Nayagram panchayat leaders join Trinamool
The upa pradhan of Nayagram gram panchayat, along with seven other office bearers, joined TMC on Thursday morning. They said they would help carry on with the development projects taken up by the Chief Minister Mamata Banerjee.
The arrival of gram panchayat members from rival parties is significant as it will help TMC to increase its mass base, which in turn will help the party win more seats in panchayat elections scheduled to be held in 2018, barely two years later.
TMC won the Nayagram Assembly constituency, a former CPI(M) bastion, in the 2011 Assembly
election, when Dulal Murmu defeated his nearest rival Bhutnath Soren of CPI(M).
But the gram panchayat remained under the control of CPI(M) and even in the 2013 panchayat election the party retained the seat.

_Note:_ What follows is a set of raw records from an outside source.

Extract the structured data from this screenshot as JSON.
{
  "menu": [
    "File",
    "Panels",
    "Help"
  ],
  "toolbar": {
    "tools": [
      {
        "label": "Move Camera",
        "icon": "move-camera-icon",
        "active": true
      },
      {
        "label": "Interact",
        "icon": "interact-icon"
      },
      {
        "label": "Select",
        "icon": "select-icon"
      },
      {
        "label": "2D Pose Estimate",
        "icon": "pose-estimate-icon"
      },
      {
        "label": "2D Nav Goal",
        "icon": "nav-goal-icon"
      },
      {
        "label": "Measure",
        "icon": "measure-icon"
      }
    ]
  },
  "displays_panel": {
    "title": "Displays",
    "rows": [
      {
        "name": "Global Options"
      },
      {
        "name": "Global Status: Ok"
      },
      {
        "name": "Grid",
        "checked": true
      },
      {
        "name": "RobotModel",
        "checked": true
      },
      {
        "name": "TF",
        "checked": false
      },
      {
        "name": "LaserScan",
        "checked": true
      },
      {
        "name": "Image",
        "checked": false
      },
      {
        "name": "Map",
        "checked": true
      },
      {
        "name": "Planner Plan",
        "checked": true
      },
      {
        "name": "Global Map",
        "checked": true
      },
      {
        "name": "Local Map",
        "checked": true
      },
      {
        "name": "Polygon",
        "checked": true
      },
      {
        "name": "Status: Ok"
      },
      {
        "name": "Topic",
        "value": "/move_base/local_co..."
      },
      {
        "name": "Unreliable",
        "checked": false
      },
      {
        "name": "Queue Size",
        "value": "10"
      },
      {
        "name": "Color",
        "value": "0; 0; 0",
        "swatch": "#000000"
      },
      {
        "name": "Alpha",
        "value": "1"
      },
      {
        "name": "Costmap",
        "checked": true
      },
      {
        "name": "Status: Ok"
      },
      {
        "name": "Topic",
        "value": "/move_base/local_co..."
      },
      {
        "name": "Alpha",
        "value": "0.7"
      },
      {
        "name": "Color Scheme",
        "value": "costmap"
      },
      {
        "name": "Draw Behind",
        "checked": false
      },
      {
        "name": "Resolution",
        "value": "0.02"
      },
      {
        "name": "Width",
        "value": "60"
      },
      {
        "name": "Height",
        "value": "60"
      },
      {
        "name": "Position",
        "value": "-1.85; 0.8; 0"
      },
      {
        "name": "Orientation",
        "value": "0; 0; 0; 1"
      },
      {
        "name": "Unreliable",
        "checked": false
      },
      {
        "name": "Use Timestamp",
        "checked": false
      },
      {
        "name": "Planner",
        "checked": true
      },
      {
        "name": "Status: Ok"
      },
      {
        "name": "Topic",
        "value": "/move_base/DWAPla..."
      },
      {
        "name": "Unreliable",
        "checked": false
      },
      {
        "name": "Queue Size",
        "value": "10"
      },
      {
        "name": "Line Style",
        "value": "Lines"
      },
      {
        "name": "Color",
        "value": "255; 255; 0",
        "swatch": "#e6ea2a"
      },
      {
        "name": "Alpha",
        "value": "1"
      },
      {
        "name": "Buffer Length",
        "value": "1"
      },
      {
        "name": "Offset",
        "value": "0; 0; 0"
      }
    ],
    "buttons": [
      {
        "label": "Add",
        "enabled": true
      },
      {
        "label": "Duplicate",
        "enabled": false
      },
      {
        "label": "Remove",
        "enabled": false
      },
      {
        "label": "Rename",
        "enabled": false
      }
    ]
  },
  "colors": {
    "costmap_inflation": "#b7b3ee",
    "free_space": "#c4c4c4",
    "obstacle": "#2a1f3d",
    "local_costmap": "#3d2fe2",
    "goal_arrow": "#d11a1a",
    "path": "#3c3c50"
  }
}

The development work carried out by Chief Minister Mamata Banerjee has paid heavy dividends, resulting in massive erosion in the CPI(M) support base.
In the 2016 Assembly election, Murmu retained the seat, defeating his rivals by over 43,000 votes. The Congress candidate representing the alliance got only 14,000 votes, while BJP got 55, 140 votes
Local TMC leaders maintained that many CPI(M) and Congress supporters would join their party or the Bharatiya Janata Party (BJP) soon and in the future, the fight would be between TMC and BJP.
CPI(M) leaders in Kolkata are apprehensive that there would be mass exodus of party workers, who
would join either TMC or BJP after the central committee meeting scheduled to be held in Delhi between June 18 and 20.
CPI(M) leaders said that like the politburo, the central committee will also issue a statement against the alliance with Congress. Once it is formally announced by the party, many rank and file who did not support the alliance will shift their allegiance. As CPI(M) is facing acute financial crunch, many full timers may also cross the floor.
CPI(M) leaders said it would be difficult to bring young members to the party’s fold because of poor mid-level leadership.Earlier, these leaders used to be in touch with the younger generation and bring them to the party’s fold.